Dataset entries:
================
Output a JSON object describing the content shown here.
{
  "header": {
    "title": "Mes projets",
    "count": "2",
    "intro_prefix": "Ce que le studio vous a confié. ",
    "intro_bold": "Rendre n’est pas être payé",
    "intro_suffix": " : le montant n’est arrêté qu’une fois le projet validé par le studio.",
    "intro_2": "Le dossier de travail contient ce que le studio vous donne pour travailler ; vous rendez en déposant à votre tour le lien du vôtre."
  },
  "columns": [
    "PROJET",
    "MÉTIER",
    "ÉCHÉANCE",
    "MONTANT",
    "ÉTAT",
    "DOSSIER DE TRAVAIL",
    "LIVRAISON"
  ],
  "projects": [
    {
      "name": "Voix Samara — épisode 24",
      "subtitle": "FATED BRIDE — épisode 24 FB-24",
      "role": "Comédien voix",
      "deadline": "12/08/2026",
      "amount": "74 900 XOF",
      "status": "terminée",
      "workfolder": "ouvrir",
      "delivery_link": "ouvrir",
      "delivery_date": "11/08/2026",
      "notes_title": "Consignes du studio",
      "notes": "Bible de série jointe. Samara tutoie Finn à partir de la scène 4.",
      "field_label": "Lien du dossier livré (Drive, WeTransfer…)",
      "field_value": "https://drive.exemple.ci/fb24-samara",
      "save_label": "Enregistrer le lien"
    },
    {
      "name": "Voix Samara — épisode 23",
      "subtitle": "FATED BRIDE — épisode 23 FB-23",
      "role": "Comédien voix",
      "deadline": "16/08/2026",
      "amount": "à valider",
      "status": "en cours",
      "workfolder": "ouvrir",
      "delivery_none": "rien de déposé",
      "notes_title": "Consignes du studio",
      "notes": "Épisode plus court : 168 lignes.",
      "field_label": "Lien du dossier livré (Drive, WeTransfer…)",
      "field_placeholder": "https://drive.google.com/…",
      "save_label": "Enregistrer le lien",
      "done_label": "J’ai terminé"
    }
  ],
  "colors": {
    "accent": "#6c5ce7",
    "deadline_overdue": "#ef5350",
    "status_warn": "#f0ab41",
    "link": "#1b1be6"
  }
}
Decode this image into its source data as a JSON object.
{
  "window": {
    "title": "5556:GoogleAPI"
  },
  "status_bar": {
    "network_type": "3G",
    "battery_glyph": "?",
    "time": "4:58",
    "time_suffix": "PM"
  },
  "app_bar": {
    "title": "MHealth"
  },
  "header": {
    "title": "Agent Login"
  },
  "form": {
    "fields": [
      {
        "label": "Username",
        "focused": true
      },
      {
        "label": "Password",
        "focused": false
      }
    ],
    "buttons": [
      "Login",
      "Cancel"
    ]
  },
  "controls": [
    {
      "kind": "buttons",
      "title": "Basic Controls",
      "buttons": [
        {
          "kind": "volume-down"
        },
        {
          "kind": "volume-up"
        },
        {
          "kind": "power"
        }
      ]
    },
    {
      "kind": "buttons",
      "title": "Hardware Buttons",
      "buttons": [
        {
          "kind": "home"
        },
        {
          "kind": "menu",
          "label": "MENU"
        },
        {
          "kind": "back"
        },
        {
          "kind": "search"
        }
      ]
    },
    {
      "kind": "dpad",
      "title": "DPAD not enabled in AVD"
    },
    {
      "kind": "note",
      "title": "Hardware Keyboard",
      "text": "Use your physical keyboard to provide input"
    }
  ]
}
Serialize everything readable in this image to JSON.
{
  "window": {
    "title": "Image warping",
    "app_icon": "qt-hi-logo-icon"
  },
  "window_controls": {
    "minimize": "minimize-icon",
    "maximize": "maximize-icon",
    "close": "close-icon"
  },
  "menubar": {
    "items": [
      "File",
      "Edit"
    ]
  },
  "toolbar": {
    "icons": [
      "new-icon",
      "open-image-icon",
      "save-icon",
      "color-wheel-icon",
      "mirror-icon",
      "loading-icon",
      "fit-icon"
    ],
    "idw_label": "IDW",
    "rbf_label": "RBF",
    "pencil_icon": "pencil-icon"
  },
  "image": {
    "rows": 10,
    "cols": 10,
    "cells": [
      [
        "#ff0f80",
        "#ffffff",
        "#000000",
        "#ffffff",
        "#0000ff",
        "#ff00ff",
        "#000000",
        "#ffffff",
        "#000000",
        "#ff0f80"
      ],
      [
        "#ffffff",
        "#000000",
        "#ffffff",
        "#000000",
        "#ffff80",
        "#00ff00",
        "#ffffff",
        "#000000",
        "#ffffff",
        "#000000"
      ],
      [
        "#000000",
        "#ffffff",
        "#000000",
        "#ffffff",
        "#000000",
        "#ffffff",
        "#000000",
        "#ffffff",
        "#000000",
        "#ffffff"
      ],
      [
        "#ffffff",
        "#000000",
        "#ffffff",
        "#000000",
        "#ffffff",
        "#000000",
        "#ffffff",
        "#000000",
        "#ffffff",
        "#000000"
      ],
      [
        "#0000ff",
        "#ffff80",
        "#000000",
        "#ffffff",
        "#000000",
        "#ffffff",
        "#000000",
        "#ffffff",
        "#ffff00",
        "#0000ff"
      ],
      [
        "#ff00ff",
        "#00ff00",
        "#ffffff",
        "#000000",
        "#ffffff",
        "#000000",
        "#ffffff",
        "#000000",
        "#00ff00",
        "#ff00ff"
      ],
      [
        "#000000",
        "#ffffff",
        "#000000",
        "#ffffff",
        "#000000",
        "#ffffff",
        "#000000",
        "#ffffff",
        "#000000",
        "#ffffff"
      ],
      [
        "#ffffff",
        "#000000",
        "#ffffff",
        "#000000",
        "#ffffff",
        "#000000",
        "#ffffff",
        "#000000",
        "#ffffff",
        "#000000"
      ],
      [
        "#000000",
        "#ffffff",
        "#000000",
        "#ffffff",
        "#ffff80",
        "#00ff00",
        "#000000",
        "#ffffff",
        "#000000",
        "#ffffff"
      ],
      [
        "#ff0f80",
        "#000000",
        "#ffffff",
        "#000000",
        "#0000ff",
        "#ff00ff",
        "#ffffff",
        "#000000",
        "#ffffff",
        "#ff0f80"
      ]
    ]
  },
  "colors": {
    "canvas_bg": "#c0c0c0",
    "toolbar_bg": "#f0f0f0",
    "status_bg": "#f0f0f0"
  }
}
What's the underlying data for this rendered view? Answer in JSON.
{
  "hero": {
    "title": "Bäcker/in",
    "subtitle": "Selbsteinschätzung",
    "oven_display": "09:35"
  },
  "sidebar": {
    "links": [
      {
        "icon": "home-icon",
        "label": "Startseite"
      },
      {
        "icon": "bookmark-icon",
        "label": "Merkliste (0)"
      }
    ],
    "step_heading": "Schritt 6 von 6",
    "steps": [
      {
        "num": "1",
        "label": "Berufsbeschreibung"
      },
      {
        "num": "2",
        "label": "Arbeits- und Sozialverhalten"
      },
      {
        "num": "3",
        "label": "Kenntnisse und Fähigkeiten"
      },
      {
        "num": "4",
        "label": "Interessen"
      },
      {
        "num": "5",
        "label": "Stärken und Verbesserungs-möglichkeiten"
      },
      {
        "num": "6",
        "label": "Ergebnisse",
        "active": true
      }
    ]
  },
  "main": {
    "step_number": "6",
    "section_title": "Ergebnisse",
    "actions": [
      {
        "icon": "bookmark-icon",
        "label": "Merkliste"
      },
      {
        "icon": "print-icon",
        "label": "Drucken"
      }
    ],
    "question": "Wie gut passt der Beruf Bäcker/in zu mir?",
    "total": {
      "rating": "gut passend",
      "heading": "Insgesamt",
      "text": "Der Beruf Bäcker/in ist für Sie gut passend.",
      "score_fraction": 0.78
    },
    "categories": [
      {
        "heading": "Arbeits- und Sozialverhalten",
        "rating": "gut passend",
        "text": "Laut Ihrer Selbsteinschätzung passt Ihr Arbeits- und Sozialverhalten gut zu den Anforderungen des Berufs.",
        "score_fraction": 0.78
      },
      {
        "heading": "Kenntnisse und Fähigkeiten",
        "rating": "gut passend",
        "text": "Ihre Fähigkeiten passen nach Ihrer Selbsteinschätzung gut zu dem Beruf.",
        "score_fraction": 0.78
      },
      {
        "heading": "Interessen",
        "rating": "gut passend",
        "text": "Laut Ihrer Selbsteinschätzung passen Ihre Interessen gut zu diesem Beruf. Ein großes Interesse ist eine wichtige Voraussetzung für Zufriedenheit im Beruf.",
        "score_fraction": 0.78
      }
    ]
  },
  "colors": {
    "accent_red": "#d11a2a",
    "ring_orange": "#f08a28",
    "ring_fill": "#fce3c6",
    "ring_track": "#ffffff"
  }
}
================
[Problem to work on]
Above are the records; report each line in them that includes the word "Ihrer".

[Answer to this problem]
        "text": "Laut Ihrer Selbsteinschätzung passt Ihr Arbeits- und Sozialverhalten gut zu den Anforderungen des Berufs.",
        "text": "Ihre Fähigkeiten passen nach Ihrer Selbsteinschätzung gut zu dem Beruf.",
        "text": "Laut Ihrer Selbsteinschätzung passen Ihre Interessen gut zu diesem Beruf. Ein großes Interesse ist eine wichtige Voraussetzung für Zufriedenheit im Beruf.",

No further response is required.